Prompt: Across the records, how many lines contain "logo"? Answer with the number alone.

Collected data
▬▬▬▬▬▬▬▬▬▬
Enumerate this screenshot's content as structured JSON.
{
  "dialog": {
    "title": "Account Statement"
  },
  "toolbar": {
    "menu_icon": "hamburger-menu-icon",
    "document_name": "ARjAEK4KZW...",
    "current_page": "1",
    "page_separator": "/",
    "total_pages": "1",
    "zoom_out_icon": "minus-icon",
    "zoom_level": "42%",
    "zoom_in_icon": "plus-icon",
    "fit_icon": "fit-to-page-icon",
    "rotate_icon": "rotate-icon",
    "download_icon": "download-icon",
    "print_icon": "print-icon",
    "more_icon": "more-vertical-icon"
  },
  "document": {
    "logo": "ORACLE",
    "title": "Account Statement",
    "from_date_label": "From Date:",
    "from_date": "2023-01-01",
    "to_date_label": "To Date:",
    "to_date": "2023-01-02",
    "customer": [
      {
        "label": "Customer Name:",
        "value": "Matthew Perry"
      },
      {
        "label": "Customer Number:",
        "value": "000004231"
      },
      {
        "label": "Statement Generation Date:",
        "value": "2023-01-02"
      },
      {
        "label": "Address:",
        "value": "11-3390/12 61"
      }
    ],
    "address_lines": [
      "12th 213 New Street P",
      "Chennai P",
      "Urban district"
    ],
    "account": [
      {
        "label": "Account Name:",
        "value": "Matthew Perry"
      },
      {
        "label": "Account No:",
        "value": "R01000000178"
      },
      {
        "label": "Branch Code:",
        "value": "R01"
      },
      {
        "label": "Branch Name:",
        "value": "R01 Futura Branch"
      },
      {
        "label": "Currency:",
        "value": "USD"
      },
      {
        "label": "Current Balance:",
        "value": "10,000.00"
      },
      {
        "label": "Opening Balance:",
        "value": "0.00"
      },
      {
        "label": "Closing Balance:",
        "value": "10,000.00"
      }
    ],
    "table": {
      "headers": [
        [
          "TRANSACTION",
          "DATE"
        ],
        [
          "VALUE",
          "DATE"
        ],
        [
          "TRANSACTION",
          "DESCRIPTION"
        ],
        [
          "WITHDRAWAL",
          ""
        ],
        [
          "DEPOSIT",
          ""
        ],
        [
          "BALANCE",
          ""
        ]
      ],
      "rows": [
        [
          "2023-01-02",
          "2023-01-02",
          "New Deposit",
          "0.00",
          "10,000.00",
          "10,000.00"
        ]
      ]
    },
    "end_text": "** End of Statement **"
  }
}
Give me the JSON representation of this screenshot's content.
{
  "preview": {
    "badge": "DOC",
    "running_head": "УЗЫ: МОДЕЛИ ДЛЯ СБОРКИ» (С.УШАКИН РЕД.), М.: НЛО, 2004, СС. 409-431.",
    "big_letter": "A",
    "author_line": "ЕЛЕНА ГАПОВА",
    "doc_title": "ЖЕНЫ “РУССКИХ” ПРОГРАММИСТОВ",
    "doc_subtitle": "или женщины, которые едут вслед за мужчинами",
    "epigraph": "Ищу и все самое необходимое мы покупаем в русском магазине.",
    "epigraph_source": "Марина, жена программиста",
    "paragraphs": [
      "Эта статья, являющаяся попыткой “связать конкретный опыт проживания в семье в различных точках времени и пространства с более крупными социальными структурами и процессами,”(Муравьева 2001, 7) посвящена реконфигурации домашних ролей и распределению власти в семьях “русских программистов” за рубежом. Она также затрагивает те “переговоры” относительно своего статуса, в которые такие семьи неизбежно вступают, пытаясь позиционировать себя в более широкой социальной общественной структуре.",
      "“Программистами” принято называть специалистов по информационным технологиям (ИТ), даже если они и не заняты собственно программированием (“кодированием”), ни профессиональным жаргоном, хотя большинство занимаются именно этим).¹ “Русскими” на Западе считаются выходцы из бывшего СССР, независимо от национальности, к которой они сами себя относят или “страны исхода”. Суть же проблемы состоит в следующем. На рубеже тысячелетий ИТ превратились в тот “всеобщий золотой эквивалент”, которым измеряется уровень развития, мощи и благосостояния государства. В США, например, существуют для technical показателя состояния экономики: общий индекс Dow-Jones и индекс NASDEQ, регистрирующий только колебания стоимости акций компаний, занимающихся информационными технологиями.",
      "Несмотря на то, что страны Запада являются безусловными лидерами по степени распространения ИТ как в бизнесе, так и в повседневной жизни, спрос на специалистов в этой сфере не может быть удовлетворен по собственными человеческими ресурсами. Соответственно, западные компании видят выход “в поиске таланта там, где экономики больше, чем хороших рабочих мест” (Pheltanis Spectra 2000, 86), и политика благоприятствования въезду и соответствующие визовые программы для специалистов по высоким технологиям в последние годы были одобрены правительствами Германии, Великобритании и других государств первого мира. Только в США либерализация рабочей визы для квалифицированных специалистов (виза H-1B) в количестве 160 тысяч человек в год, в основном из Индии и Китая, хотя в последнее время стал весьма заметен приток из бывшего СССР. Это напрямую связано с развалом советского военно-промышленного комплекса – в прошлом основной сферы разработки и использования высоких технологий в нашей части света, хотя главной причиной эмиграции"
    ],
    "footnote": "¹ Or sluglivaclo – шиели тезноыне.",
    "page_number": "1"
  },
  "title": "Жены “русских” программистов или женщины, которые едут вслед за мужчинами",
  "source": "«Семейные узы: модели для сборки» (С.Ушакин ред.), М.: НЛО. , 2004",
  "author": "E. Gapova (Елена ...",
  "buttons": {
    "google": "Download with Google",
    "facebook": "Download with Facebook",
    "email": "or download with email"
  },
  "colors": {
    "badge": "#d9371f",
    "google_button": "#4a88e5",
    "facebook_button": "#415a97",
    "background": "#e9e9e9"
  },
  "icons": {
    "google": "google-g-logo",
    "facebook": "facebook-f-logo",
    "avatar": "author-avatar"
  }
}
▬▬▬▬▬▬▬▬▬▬
Exercise response: 3